> _WHAT YOU NEED TO DO_
Write out the full set of records below exactly.

> _GIVEN DATA_
■ ■ ■

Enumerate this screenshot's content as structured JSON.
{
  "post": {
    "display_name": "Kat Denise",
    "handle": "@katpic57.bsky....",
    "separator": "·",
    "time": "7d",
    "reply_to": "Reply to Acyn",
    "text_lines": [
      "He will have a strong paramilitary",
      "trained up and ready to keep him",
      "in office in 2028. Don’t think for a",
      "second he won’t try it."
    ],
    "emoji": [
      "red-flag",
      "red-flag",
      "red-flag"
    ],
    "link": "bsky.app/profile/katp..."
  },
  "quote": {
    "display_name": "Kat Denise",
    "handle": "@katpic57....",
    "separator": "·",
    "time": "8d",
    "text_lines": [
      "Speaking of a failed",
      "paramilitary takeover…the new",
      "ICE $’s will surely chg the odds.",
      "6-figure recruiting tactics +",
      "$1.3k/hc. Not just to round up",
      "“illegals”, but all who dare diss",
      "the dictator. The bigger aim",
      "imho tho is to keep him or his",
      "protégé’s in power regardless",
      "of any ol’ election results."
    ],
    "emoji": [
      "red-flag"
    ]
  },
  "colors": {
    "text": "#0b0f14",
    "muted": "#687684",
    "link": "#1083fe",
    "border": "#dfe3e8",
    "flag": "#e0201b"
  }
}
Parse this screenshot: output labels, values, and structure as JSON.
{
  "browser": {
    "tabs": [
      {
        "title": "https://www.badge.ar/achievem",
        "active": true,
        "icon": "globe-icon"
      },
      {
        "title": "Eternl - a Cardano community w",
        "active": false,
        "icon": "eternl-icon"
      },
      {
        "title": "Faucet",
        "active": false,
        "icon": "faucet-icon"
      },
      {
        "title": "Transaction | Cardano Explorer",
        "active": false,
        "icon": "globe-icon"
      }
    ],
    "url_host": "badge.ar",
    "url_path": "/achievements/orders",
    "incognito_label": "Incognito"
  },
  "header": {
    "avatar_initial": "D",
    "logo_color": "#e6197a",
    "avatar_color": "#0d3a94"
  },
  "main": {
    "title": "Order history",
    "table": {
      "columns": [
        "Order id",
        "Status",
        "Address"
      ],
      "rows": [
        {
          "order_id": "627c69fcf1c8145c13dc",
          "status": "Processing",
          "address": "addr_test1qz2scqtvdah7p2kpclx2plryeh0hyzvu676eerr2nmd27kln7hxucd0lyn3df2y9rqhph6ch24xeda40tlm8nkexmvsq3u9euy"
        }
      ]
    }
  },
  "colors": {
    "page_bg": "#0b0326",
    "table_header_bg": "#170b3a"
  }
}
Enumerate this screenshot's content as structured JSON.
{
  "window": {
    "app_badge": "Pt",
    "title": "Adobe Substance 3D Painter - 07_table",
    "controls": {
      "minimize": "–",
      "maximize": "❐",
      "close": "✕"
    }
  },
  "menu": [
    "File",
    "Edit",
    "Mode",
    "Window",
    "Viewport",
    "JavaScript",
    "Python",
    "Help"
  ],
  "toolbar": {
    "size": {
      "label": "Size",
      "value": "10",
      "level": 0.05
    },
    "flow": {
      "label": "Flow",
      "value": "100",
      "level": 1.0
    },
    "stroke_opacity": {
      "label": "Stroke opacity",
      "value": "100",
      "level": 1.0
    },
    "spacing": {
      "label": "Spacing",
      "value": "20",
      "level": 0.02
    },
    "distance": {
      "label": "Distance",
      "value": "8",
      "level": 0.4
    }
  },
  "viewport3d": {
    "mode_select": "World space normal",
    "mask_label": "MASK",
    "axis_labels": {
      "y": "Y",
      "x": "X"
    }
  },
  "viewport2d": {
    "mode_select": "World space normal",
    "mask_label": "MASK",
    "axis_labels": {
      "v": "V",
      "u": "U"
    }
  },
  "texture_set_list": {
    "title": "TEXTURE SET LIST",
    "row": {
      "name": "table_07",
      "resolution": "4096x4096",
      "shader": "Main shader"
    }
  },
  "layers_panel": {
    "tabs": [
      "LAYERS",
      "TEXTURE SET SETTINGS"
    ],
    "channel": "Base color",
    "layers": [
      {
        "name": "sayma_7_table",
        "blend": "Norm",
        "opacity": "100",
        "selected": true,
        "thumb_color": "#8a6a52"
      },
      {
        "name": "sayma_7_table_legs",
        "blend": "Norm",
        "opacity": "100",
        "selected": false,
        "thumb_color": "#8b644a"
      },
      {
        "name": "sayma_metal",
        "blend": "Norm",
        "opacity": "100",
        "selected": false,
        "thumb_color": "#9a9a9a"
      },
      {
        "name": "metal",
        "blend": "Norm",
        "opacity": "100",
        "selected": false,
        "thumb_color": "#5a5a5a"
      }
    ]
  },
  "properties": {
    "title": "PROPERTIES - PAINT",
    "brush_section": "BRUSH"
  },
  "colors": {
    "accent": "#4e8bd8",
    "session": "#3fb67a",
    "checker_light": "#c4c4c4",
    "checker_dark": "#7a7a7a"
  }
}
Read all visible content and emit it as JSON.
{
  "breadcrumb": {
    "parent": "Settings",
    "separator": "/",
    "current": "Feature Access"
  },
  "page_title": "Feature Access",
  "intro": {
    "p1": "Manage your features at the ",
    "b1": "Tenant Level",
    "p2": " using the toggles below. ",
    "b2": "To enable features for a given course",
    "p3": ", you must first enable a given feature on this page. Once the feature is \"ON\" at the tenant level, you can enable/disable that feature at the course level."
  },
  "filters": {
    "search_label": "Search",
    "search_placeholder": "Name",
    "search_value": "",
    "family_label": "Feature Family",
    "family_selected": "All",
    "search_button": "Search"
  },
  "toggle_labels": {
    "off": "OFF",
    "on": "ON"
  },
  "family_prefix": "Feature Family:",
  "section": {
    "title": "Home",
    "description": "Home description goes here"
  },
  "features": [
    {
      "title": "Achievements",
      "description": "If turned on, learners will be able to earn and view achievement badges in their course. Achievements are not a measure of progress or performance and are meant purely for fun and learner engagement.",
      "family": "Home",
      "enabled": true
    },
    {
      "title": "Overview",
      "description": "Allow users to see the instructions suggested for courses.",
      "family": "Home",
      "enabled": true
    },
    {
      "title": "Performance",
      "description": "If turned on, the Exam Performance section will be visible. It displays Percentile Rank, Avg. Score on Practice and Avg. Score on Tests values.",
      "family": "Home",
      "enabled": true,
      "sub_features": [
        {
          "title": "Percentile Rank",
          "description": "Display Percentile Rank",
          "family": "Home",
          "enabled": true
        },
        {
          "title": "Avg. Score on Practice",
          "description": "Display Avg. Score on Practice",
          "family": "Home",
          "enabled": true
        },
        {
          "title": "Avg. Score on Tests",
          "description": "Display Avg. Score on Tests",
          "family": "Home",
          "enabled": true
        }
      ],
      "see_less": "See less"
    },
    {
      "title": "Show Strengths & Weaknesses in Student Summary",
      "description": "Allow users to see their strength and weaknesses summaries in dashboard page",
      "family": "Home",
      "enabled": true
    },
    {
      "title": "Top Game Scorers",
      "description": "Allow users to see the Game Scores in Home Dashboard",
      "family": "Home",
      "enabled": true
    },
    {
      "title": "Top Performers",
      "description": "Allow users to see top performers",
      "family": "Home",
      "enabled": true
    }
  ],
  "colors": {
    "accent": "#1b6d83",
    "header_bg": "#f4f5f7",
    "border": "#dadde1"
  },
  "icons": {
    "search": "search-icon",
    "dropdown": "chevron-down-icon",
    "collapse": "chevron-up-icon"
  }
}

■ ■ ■

> _TASK SOLUTION_
Enumerate this screenshot's content as structured JSON.
{
  "post": {
    "display_name": "Kat Denise",
    "handle": "@katpic57.bsky....",
    "separator": "·",
    "time": "7d",
    "reply_to": "Reply to Acyn",
    "text_lines": [
      "He will have a strong paramilitary",
      "trained up and ready to keep him",
      "in office in 2028. Don’t think for a",
      "second he won’t try it."
    ],
    "emoji": [
      "red-flag",
      "red-flag",
      "red-flag"
    ],
    "link": "bsky.app/profile/katp..."
  },
  "quote": {
    "display_name": "Kat Denise",
    "handle": "@katpic57....",
    "separator": "·",
    "time": "8d",
    "text_lines": [
      "Speaking of a failed",
      "paramilitary takeover…the new",
      "ICE $’s will surely chg the odds.",
      "6-figure recruiting tactics +",
      "$1.3k/hc. Not just to round up",
      "“illegals”, but all who dare diss",
      "the dictator. The bigger aim",
      "imho tho is to keep him or his",
      "protégé’s in power regardless",
      "of any ol’ election results."
    ],
    "emoji": [
      "red-flag"
    ]
  },
  "colors": {
    "text": "#0b0f14",
    "muted": "#687684",
    "link": "#1083fe",
    "border": "#dfe3e8",
    "flag": "#e0201b"
  }
}
Parse this screenshot: output labels, values, and structure as JSON.
{
  "browser": {
    "tabs": [
      {
        "title": "https://www.badge.ar/achievem",
        "active": true,
        "icon": "globe-icon"
      },
      {
        "title": "Eternl - a Cardano community w",
        "active": false,
        "icon": "eternl-icon"
      },
      {
        "title": "Faucet",
        "active": false,
        "icon": "faucet-icon"
      },
      {
        "title": "Transaction | Cardano Explorer",
        "active": false,
        "icon": "globe-icon"
      }
    ],
    "url_host": "badge.ar",
    "url_path": "/achievements/orders",
    "incognito_label": "Incognito"
  },
  "header": {
    "avatar_initial": "D",
    "logo_color": "#e6197a",
    "avatar_color": "#0d3a94"
  },
  "main": {
    "title": "Order history",
    "table": {
      "columns": [
        "Order id",
        "Status",
        "Address"
      ],
      "rows": [
        {
          "order_id": "627c69fcf1c8145c13dc",
          "status": "Processing",
          "address": "addr_test1qz2scqtvdah7p2kpclx2plryeh0hyzvu676eerr2nmd27kln7hxucd0lyn3df2y9rqhph6ch24xeda40tlm8nkexmvsq3u9euy"
        }
      ]
    }
  },
  "colors": {
    "page_bg": "#0b0326",
    "table_header_bg": "#170b3a"
  }
}
Enumerate this screenshot's content as structured JSON.
{
  "window": {
    "app_badge": "Pt",
    "title": "Adobe Substance 3D Painter - 07_table",
    "controls": {
      "minimize": "–",
      "maximize": "❐",
      "close": "✕"
    }
  },
  "menu": [
    "File",
    "Edit",
    "Mode",
    "Window",
    "Viewport",
    "JavaScript",
    "Python",
    "Help"
  ],
  "toolbar": {
    "size": {
      "label": "Size",
      "value": "10",
      "level": 0.05
    },
    "flow": {
      "label": "Flow",
      "value": "100",
      "level": 1.0
    },
    "stroke_opacity": {
      "label": "Stroke opacity",
      "value": "100",
      "level": 1.0
    },
    "spacing": {
      "label": "Spacing",
      "value": "20",
      "level": 0.02
    },
    "distance": {
      "label": "Distance",
      "value": "8",
      "level": 0.4
    }
  },
  "viewport3d": {
    "mode_select": "World space normal",
    "mask_label": "MASK",
    "axis_labels": {
      "y": "Y",
      "x": "X"
    }
  },
  "viewport2d": {
    "mode_select": "World space normal",
    "mask_label": "MASK",
    "axis_labels": {
      "v": "V",
      "u": "U"
    }
  },
  "texture_set_list": {
    "title": "TEXTURE SET LIST",
    "row": {
      "name": "table_07",
      "resolution": "4096x4096",
      "shader": "Main shader"
    }
  },
  "layers_panel": {
    "tabs": [
      "LAYERS",
      "TEXTURE SET SETTINGS"
    ],
    "channel": "Base color",
    "layers": [
      {
        "name": "sayma_7_table",
        "blend": "Norm",
        "opacity": "100",
        "selected": true,
        "thumb_color": "#8a6a52"
      },
      {
        "name": "sayma_7_table_legs",
        "blend": "Norm",
        "opacity": "100",
        "selected": false,
        "thumb_color": "#8b644a"
      },
      {
        "name": "sayma_metal",
        "blend": "Norm",
        "opacity": "100",
        "selected": false,
        "thumb_color": "#9a9a9a"
      },
      {
        "name": "metal",
        "blend": "Norm",
        "opacity": "100",
        "selected": false,
        "thumb_color": "#5a5a5a"
      }
    ]
  },
  "properties": {
    "title": "PROPERTIES - PAINT",
    "brush_section": "BRUSH"
  },
  "colors": {
    "accent": "#4e8bd8",
    "session": "#3fb67a",
    "checker_light": "#c4c4c4",
    "checker_dark": "#7a7a7a"
  }
}
Read all visible content and emit it as JSON.
{
  "breadcrumb": {
    "parent": "Settings",
    "separator": "/",
    "current": "Feature Access"
  },
  "page_title": "Feature Access",
  "intro": {
    "p1": "Manage your features at the ",
    "b1": "Tenant Level",
    "p2": " using the toggles below. ",
    "b2": "To enable features for a given course",
    "p3": ", you must first enable a given feature on this page. Once the feature is \"ON\" at the tenant level, you can enable/disable that feature at the course level."
  },
  "filters": {
    "search_label": "Search",
    "search_placeholder": "Name",
    "search_value": "",
    "family_label": "Feature Family",
    "family_selected": "All",
    "search_button": "Search"
  },
  "toggle_labels": {
    "off": "OFF",
    "on": "ON"
  },
  "family_prefix": "Feature Family:",
  "section": {
    "title": "Home",
    "description": "Home description goes here"
  },
  "features": [
    {
      "title": "Achievements",
      "description": "If turned on, learners will be able to earn and view achievement badges in their course. Achievements are not a measure of progress or performance and are meant purely for fun and learner engagement.",
      "family": "Home",
      "enabled": true
    },
    {
      "title": "Overview",
      "description": "Allow users to see the instructions suggested for courses.",
      "family": "Home",
      "enabled": true
    },
    {
      "title": "Performance",
      "description": "If turned on, the Exam Performance section will be visible. It displays Percentile Rank, Avg. Score on Practice and Avg. Score on Tests values.",
      "family": "Home",
      "enabled": true,
      "sub_features": [
        {
          "title": "Percentile Rank",
          "description": "Display Percentile Rank",
          "family": "Home",
          "enabled": true
        },
        {
          "title": "Avg. Score on Practice",
          "description": "Display Avg. Score on Practice",
          "family": "Home",
          "enabled": true
        },
        {
          "title": "Avg. Score on Tests",
          "description": "Display Avg. Score on Tests",
          "family": "Home",
          "enabled": true
        }
      ],
      "see_less": "See less"
    },
    {
      "title": "Show Strengths & Weaknesses in Student Summary",
      "description": "Allow users to see their strength and weaknesses summaries in dashboard page",
      "family": "Home",
      "enabled": true
    },
    {
      "title": "Top Game Scorers",
      "description": "Allow users to see the Game Scores in Home Dashboard",
      "family": "Home",
      "enabled": true
    },
    {
      "title": "Top Performers",
      "description": "Allow users to see top performers",
      "family": "Home",
      "enabled": true
    }
  ],
  "colors": {
    "accent": "#1b6d83",
    "header_bg": "#f4f5f7",
    "border": "#dadde1"
  },
  "icons": {
    "search": "search-icon",
    "dropdown": "chevron-down-icon",
    "collapse": "chevron-up-icon"
  }
}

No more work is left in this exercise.